With a few strokes of a pen and the Department of Interior seal, the United States transferred ownership of federal mineral rights in 7,623 acres of southeastern Montana to the state.
Bureau of Land Management State Director Matt Millenbach signed the mineral rights patent on behalf of Interior Secretary Gayle Norton and presented it to Gov. Judy Martz Wednesday morning in Billings. The governor had reason to smile as she accepted the document. Nearly four years after the Otter Creek mineral rights were appropriated to Montana by federal law, Martz held in her hand, what she called: "the title to the most significant asset we've acquired since statehood."
Martz deserves credit for pushing the Interior Department to make good on the long-promised Otter Creek transfer.
The promise of Otter Creek is the potential for as many as 500 jobs in coal mining, transportation and energy generation. Dave Gibson, head of the economic opportunity office that Martz created, will lead the administration's effort to develop these newly-acquired mineral rights. Martz said the mineral rights will be developed in an "environmentally sensitive and community sensitive manner."
That's an important goal. Environmental and community concerns will vary among Montanans as plans are made for developing this area. Costs and benefits must be balanced. It won't be easy. Businesses identified in Wednesday's Gazette report as evaluating their interests in Otter Creek certainly have the wherewithal to develop these coal deposits.

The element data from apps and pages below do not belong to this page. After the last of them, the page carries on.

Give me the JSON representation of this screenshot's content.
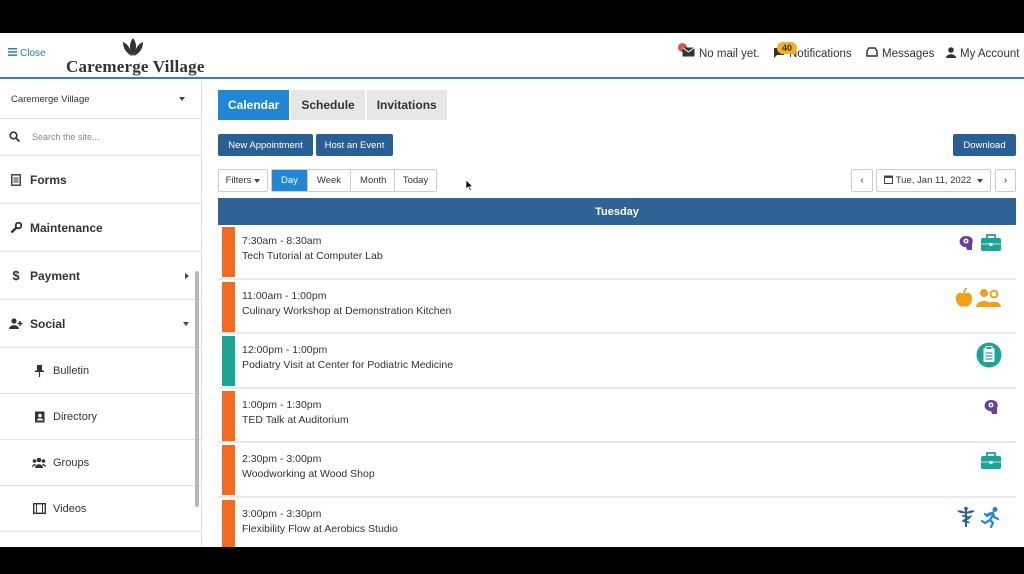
{
  "header": {
    "close_label": "Close",
    "logo_text": "Caremerge Village",
    "mail_label": "No mail yet.",
    "notifications_label": "Notifications",
    "notifications_count": "40",
    "messages_label": "Messages",
    "account_label": "My Account"
  },
  "sidebar": {
    "community": "Caremerge Village",
    "search_placeholder": "Search the site...",
    "items": [
      {
        "label": "Forms",
        "icon": "document-icon"
      },
      {
        "label": "Maintenance",
        "icon": "wrench-icon"
      },
      {
        "label": "Payment",
        "icon": "dollar-icon"
      },
      {
        "label": "Social",
        "icon": "add-user-icon"
      }
    ],
    "sub_items": [
      {
        "label": "Bulletin",
        "icon": "pin-icon"
      },
      {
        "label": "Directory",
        "icon": "address-book-icon"
      },
      {
        "label": "Groups",
        "icon": "group-icon"
      },
      {
        "label": "Videos",
        "icon": "film-icon"
      }
    ]
  },
  "tabs": [
    "Calendar",
    "Schedule",
    "Invitations"
  ],
  "toolbar": {
    "new_appointment": "New Appointment",
    "host_event": "Host an Event",
    "download": "Download",
    "filters": "Filters",
    "views": [
      "Day",
      "Week",
      "Month"
    ],
    "today": "Today",
    "date": "Tue, Jan 11, 2022"
  },
  "day_label": "Tuesday",
  "colors": {
    "orange": "#f26b21",
    "teal": "#1aa597",
    "purple": "#6b3fa0",
    "blue": "#1f87d6"
  },
  "events": [
    {
      "time": "7:30am - 8:30am",
      "title": "Tech Tutorial at Computer Lab",
      "color": "#f26b21",
      "icons": [
        "brain-icon",
        "briefcase-icon"
      ]
    },
    {
      "time": "11:00am - 1:00pm",
      "title": "Culinary Workshop at Demonstration Kitchen",
      "color": "#f26b21",
      "icons": [
        "apple-icon",
        "people-icon"
      ]
    },
    {
      "time": "12:00pm - 1:00pm",
      "title": "Podiatry Visit at Center for Podiatric Medicine",
      "color": "#1aa597",
      "icons": [
        "clipboard-icon"
      ]
    },
    {
      "time": "1:00pm - 1:30pm",
      "title": "TED Talk at Auditorium",
      "color": "#f26b21",
      "icons": [
        "brain-icon"
      ]
    },
    {
      "time": "2:30pm - 3:00pm",
      "title": "Woodworking at Wood Shop",
      "color": "#f26b21",
      "icons": [
        "briefcase-icon"
      ]
    },
    {
      "time": "3:00pm - 3:30pm",
      "title": "Flexibility Flow at Aerobics Studio",
      "color": "#f26b21",
      "icons": [
        "caduceus-icon",
        "running-icon"
      ]
    }
  ]
}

But development will be a complex process of many projects coming together.
Martz recalled the controversial State Land Board decision that settled a lawsuit by the Northern Cheyenne Tribe. With Martz dissenting, the majority of the land board voted for an agreement that requires some consultation with the tribe on development plans.
"I am as determined as much as ever to move forward," Martz said.

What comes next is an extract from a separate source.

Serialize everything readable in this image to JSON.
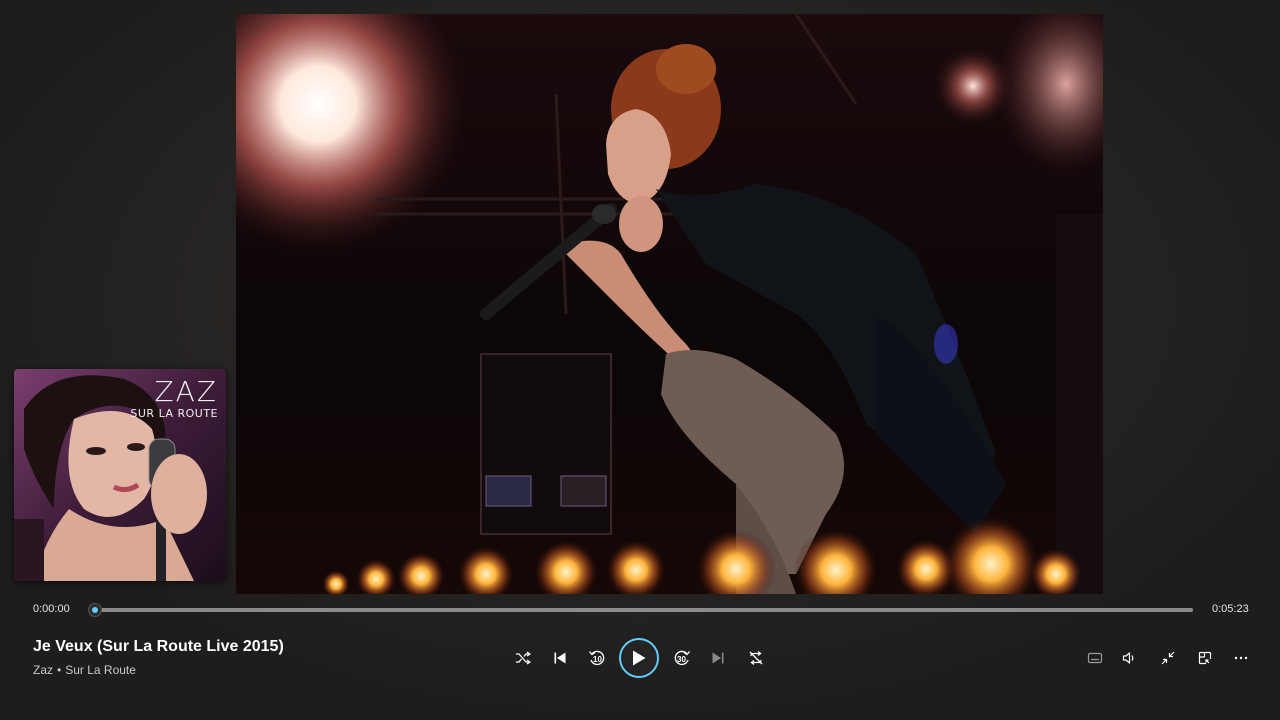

"Our tribe needs work," Joe Walks Along Sr., former Northern Cheyenne Tribal president, told Martz. "We look forward to working with you."
Indeed, if Otter Creek is to be our "greatest asset," Montanans must work together.Powerful pressures on PSC decision A public hearing on a proposed electricity supply for 290,000 Montana customers began Tuesday in Helena. But firms holding tentative contracts with NorthWestern Energy (formerly Montana Power Co.) have been working for months already on new energy generation. They're in construction, arranging financing and leases and preparing to order equipment. With businesses proceeding before the Public Service Commission rules, can the commission still reject the proposed contracts?

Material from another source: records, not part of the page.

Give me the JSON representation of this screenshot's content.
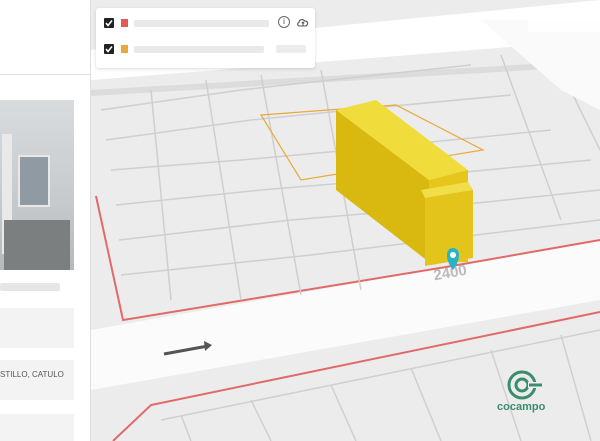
{
  "left_panel": {
    "address_text": "STILLO, CATULO"
  },
  "layers": {
    "rows": [
      {
        "checked": true,
        "color": "#e05a5a"
      },
      {
        "checked": true,
        "color": "#e8a93a"
      }
    ],
    "info_icon": "info-icon",
    "cloud_icon": "cloud-upload-icon"
  },
  "map": {
    "street_number": "2400",
    "direction_icon": "arrow-right-icon",
    "marker_icon": "location-pin-icon",
    "building_color": "#e3c41a",
    "boundary_color": "#e06a6a"
  },
  "logo": {
    "text": "cocampo",
    "color": "#3c8d6e"
  }
}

The contracts are confidential. A lawsuit seeking public access to the documents has yet to be decided by a state district judge.
Most of the contracts were negotiated without competitive bidding. And testimony in the public hearings revealed that MPC counted "political muscle" more important in choosing a contractor than actual experience in the wind energy business.
The power portfolio looks more and more like another deal the PSC can't refuse, regardless of its statutory authority, regardless of whether it's best for 290,000 Montana electrical customers. That isn't prudent.